America’s rural transportation system is in need of repairs and modernization to support economic growth in the nation’s Heartland, which is a critical source of energy, food and fiber. Rural America is home to an aging and increasingly diverse population that is heavily reliant on the quality of its transportation system. This is according to a new report released by TRIP.
The report, Rural Connections: Challenges and Opportunities in America’s Heartland, evaluates the safety and condition of the nation’s rural roads and bridges and finds that the nation’s rural transportation system is in need of improvements to address deficient roads and bridges, high crash rates, and inadequate connectivity and capacity.
The report finds that the nation’s rural roads and bridges have significant deficiencies. Fifteen percent of U.S. rural roads are rated in poor condition, while 21 percent are in mediocre condition. Sixteen percent of the nation’s rural roads are in fair condition and the remaining 48 percent are in good condition. Ten percent of the nation’s rural bridges are rated as structurally deficient, meaning there is significant deterioration to the major components of the bridge.
In addition to deteriorated roads and bridges, the TRIP report finds that traffic crashes and fatalities on rural non-Interstate roads are disproportionately high, occurring at a rate more than two-and-a-half times higher than on all other roads. In 2015, non-Interstate rural roads had a traffic fatality rate of 2.18 deaths for every 100 million vehicle miles of travel, compared to a fatality rate on all other roads of 0.83 deaths per 100 million vehicle miles of travel. The number of fatalities and the fatality rate on rural, non-Interstate U.S. roads increased in 2105 after decreasing each year between 2012 and 2014.
“Rural roads are far too often overlooked. With fatality rates rising, repairing and maintaining the nation’s roads must be a top priority for legislators,” said Kathleen Bower, AAA senior vice president of public affairs and international relations. “By investing in improvements for today and tomorrow, we can deliver safer experiences for motorists and save tens of thousands of lives.”
The quality of life in America’s small communities and rural areas, and the health of the nation’s rural economy, is highly reliant on the quality of the nation’s transportation system, particularly its roads, highways and bridges. America’s rural transportation system provides the first and last link in the supply chain from farm to market, connects manufacturers to their customers, supports the tourism industry, and enables the production of energy, food and fiber.

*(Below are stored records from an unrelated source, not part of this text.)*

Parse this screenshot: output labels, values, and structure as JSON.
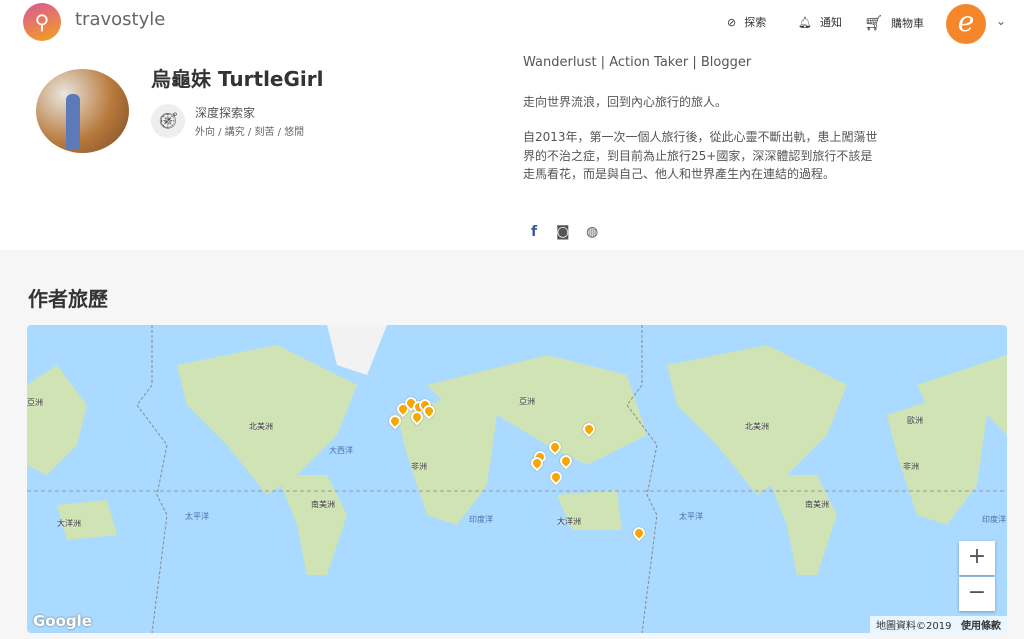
{
  "header": {
    "brand": "travostyle",
    "nav": [
      {
        "label": "探索",
        "icon": "compass-icon"
      },
      {
        "label": "通知",
        "icon": "bell-icon"
      },
      {
        "label": "購物車",
        "icon": "cart-icon"
      }
    ],
    "user_avatar_letter": "e"
  },
  "profile": {
    "name": "烏龜妹 TurtleGirl",
    "badge_title": "深度探索家",
    "badge_traits": "外向 / 講究 / 刻苦 / 悠閒",
    "tagline": "Wanderlust | Action Taker | Blogger",
    "bio_intro": "走向世界流浪，回到內心旅行的旅人。",
    "bio": "自2013年，第一次一個人旅行後，從此心靈不斷出軌，患上闖蕩世界的不治之症，到目前為止旅行25+國家，深深體認到旅行不該是走馬看花，而是與自己、他人和世界產生內在連結的過程。",
    "social": [
      "facebook-icon",
      "instagram-icon",
      "website-icon"
    ]
  },
  "section_title": "作者旅歷",
  "map": {
    "labels": [
      "亞洲",
      "北美洲",
      "大西洋",
      "非洲",
      "亞洲",
      "南美洲",
      "太平洋",
      "印度洋",
      "大洋洲",
      "大洋洲",
      "太平洋",
      "北美洲",
      "歐洲",
      "非洲",
      "南美洲",
      "印度洋"
    ],
    "google": "Google",
    "attribution": "地圖資料©2019",
    "terms": "使用條款",
    "zoom_in": "+",
    "zoom_out": "−",
    "pin_color": "#f6a800",
    "water_color": "#aadaff"
  }
}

Rural Americans are more reliant on the quality of their transportation system than their urban counterparts.
“Farmers and ranchers depend on rural roads, highways and bridges to move their products to market,” said Zippy Duvall, president of the American Farm Bureau Federation. “Transportation delays and costs take a bite out of our profitability and competitiveness and impact the quality of rural life. Securing the appropriate resources at the local, state and federal levels will allow for the improvements needed to provide a rural transportation system that will keep goods moving and foster economic growth.”
The TRIP report finds that the U.S. needs to implement transportation improvements that will improve rural transportation connectivity, safety and conditions to provide the nation’s small communities and rural areas with safe and efficient access to support quality of life and enhance economic productivity. The nation’s ability to address its rural transportation challenges will be greatly enhanced if Congress is able to provide a long-term, dedicated, user-based revenue stream capable of fully funding the federal surface transportation program.
“We applaud the president, the new administration and members of Congress for leading the conversation on an issue of critical importance to our 21st century economy: rebuilding America’s infrastructure,” said U.S. Chamber’s Executive Director for Transportation Infrastructure Ed Mortimer. “The American business community looks forward to developing and implementing a long-term plan that will bring our nation’s rural and urban infrastructure up to speed and spur economic growth. Now is the time to take action and to get the job done.”
Rural America is home to the vast majority of tourist destinations, many of which rely on good access. “Crumbling bridges, poorly maintained roads and congested highways discourage travel, threatening the entire U.S. economy,” said Erik Hansen, vice president of government relations for the U.S. Travel Association. “Lawmakers have signaled their interest in finding solutions for America’s surface transportation, as evidenced in passage of the FAST Act and the formation of the NACTTI advisory board. However, far more is needed–and fast–to finish the job.”
Freight mobility and efficiency is fundamental to rural economic vitality and prosperity. “It’s time for our elected leaders to act. Investing in our rural roads will improve safety and efficiency on roadways that are vital to agricultural commerce. That is a top priority for our nation’s 3.2 million farmers, and the 320,000 Americans whose jobs are supported by the manufacturing of farm equipment,” said Robert B. Crain, senior VP & general manager, North and South America, AGCO Corporation.
“The safety and quality of life in America’s small communities and rural areas and the health of the nation’s economy ride on our rural transportation system. The nation’s rural roads and bridges provide crucial links from farm to market, move manufactured and energy products, and provide access to countless tourism, social and recreational destinations,” said Will Wilkins, executive director of TRIP. “Fixing the federal Highway Trust Fund with a long-term, sustainable source of revenue that supports the transportation investment needed will be crucial to the modernization of our rural transportation system.”